Organic Allulose: A Sweetener that Tastes Good and Does Good

Allulose is a rare sugar that occurs naturally in some fruits and plants, such as figs, raisins, and wheat. It has the same chemical formula as regular sugar (sucrose), but a different molecular structure. This makes it behave differently in the body and in food preparation.

Allulose is considered a low-calorie sweetener, as it provides only 0.4 calories per gram, compared to 4 calories per gram for sucrose. This is because most of the allulose consumed is not absorbed by the small intestine, but excreted in the urine. Therefore, it does not affect blood glucose or insulin levels, making it suitable for people with diabetes or those who want to reduce their sugar intake.

Allulose is also considered an organic sweetener, as it is derived from natural sources and does not undergo chemical modification or synthetic processing. Organic allulose is certified by the USDA as meeting the standards for organic production, handling, and labeling.

How does organic allulose taste?

According to some studies, allulose has a similar sweetness and flavor profile to sucrose, with no bitter or metallic aftertaste . It can also enhance the flavor of other ingredients, such as fruit, chocolate, and vanilla.

How does organic allulose affect food texture?

However, allulose does have some limitations when it comes to food texture. Unlike sucrose, allulose does not caramelize or brown when heated, which can affect the appearance and aroma of baked goods. It also does not crystallize or form hard candies, which can affect the texture and mouthfeel of confectionery.
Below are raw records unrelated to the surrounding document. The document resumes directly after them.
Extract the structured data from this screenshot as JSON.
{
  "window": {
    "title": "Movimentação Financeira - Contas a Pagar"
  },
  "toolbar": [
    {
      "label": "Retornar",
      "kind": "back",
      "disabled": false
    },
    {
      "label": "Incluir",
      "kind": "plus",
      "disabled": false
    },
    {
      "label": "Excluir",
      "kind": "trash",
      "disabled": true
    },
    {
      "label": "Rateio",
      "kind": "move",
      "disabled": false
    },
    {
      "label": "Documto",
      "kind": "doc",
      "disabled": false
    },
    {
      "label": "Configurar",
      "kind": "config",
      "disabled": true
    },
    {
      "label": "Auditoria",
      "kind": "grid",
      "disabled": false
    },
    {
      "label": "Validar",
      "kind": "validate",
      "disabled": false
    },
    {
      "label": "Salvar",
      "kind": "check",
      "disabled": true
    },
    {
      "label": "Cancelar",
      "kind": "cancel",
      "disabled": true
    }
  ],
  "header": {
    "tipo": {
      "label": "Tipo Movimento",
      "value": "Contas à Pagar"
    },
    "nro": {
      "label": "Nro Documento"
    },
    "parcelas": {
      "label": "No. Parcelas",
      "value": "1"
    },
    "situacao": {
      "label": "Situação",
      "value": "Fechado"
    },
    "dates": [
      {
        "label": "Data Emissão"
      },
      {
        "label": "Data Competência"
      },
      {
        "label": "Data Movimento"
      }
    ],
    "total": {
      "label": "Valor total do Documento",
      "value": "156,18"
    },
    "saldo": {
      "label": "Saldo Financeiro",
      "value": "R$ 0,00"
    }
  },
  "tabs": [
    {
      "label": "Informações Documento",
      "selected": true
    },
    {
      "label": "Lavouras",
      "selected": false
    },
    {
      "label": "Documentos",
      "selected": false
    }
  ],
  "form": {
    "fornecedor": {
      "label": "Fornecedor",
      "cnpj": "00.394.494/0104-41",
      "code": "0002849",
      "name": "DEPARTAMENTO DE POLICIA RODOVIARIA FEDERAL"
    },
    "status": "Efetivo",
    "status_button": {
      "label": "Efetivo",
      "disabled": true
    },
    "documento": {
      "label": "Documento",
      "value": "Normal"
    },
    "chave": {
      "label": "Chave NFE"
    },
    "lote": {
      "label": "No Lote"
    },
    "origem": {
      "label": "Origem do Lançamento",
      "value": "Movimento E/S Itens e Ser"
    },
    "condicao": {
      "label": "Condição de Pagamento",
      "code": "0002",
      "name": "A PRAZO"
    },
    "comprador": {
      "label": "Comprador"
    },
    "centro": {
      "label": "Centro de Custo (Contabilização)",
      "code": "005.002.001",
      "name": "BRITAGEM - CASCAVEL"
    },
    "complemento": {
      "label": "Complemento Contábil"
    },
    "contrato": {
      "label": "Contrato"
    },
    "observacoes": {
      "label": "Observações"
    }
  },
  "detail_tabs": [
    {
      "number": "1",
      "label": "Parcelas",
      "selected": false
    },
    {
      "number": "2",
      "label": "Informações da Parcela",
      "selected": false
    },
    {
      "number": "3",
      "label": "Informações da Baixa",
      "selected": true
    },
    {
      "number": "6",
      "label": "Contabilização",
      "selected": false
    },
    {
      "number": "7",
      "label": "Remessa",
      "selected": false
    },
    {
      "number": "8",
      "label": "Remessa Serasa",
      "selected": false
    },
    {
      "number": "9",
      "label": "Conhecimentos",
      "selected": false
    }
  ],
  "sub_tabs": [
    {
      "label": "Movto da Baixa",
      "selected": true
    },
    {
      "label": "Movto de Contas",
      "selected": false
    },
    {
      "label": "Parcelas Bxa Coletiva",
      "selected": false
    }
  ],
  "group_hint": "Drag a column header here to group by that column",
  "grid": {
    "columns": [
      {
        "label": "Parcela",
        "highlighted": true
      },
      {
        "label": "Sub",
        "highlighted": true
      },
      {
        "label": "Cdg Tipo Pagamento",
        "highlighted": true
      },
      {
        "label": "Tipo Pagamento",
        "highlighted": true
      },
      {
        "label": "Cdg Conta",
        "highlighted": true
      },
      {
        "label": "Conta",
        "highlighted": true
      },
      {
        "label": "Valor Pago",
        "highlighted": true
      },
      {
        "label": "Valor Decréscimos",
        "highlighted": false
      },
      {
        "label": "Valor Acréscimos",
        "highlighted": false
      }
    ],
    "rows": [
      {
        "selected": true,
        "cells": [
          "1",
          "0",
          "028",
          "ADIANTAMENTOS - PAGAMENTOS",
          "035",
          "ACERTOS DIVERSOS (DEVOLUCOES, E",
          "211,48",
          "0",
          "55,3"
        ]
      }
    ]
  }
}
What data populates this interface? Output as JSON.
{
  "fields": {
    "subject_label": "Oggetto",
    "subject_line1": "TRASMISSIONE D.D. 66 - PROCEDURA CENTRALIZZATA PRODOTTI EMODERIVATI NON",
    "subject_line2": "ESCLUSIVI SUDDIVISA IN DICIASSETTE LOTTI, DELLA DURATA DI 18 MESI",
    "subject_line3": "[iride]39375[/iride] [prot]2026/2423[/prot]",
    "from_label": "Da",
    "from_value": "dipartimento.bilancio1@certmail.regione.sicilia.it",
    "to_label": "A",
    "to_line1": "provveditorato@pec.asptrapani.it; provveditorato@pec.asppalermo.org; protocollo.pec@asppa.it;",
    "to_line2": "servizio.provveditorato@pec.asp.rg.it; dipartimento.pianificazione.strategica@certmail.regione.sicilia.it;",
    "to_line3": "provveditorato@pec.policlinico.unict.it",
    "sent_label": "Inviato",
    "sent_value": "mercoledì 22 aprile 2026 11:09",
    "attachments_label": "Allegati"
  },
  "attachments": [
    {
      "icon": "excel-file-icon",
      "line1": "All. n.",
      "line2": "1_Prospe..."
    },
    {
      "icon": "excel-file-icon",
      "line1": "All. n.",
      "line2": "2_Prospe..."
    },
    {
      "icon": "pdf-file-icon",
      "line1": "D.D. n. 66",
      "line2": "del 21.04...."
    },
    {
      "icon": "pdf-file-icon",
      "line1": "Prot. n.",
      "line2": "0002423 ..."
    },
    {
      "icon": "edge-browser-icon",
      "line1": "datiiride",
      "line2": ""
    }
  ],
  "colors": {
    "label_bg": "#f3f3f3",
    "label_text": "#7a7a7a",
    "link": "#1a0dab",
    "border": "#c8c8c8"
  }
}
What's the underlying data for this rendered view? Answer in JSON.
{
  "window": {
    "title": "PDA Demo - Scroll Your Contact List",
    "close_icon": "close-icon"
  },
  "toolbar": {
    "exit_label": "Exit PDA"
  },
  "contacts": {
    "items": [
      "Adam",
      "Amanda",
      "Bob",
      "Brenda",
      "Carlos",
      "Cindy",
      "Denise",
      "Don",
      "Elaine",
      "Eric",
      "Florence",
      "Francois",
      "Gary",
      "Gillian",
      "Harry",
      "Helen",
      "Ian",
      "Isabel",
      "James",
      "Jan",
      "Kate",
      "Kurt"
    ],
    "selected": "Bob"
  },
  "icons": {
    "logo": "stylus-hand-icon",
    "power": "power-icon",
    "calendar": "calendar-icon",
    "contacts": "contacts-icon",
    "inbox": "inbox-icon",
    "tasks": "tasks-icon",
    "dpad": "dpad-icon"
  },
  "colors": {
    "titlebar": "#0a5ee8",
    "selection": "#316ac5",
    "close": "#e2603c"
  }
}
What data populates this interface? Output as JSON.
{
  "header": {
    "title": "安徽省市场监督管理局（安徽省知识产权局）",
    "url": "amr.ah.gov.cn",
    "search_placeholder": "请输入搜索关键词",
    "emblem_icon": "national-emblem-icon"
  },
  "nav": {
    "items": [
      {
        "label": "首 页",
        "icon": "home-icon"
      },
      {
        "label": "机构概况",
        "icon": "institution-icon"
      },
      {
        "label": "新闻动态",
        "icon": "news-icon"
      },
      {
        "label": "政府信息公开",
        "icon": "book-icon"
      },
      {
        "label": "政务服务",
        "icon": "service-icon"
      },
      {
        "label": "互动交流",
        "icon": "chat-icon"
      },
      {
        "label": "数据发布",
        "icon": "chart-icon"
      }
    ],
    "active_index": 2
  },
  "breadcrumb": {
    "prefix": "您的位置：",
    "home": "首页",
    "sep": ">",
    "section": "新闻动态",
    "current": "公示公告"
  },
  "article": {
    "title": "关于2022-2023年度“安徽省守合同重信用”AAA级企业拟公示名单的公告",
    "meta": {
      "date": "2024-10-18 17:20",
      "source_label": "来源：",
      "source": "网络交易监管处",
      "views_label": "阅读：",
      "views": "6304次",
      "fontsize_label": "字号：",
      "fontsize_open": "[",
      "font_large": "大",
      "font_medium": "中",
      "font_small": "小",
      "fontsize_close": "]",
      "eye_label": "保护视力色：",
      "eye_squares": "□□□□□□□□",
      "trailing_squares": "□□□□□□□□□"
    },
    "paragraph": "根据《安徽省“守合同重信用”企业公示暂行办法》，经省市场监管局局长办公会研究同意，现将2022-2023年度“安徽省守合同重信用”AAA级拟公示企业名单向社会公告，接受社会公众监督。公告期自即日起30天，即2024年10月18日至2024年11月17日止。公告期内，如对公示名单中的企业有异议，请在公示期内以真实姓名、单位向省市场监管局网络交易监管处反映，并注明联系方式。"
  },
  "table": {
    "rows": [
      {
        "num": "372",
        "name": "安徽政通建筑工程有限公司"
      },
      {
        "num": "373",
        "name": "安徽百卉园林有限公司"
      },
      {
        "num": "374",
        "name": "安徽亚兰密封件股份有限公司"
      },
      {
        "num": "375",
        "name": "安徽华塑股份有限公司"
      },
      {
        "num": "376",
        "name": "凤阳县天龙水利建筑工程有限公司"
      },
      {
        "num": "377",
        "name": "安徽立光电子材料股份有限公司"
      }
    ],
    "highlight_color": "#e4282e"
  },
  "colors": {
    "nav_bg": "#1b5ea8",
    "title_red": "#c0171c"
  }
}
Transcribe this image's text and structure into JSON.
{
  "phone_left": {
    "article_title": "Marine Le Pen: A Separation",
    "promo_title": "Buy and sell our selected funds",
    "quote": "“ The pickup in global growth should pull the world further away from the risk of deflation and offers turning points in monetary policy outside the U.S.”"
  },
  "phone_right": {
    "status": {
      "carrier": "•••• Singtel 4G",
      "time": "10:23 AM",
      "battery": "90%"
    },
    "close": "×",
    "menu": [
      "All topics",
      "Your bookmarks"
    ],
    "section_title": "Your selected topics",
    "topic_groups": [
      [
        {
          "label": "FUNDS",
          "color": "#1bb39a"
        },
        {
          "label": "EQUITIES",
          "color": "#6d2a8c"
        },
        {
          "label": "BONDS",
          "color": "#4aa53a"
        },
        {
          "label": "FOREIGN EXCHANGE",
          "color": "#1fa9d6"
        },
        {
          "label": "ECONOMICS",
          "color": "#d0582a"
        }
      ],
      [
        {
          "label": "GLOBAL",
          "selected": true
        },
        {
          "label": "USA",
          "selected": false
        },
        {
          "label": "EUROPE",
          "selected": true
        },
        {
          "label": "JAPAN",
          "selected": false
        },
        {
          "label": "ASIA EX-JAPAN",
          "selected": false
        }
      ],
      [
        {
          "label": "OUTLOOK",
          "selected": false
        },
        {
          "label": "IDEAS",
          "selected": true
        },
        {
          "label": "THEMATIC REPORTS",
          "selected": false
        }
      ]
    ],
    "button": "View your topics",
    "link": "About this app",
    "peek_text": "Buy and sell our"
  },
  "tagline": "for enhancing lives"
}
Moreover, allulose can reduce the volume and stability of whipped cream, meringue, and ice cream, as it interferes with the formation of air bubbles and ice crystals .

Therefore, organic allulose is best used as a partial replacement for sucrose, rather than a complete substitute, in order to achieve the desired taste and texture of food. Depending on the type of food, the optimal ratio of allulose to sucrose may vary, but generally ranges from 30% to 70%. For example, a study found that a 50:50 blend of allulose and sucrose produced the best quality of sponge cake, while a 70:30 blend produced the best quality of cookies.

What are the benefits and drawbacks of organic allulose?

Organic allulose is a promising sweetener that can offer health benefits and flavor enhancement, without compromising the taste and texture of food. However, it is important to use it in moderation and in combination with other sweeteners, as it may have some side effects, such as gastrointestinal discomfort, if consumed in excess. As with any food ingredient, it is advisable to consult a nutritionist or a health professional before incorporating organic allulose into your diet.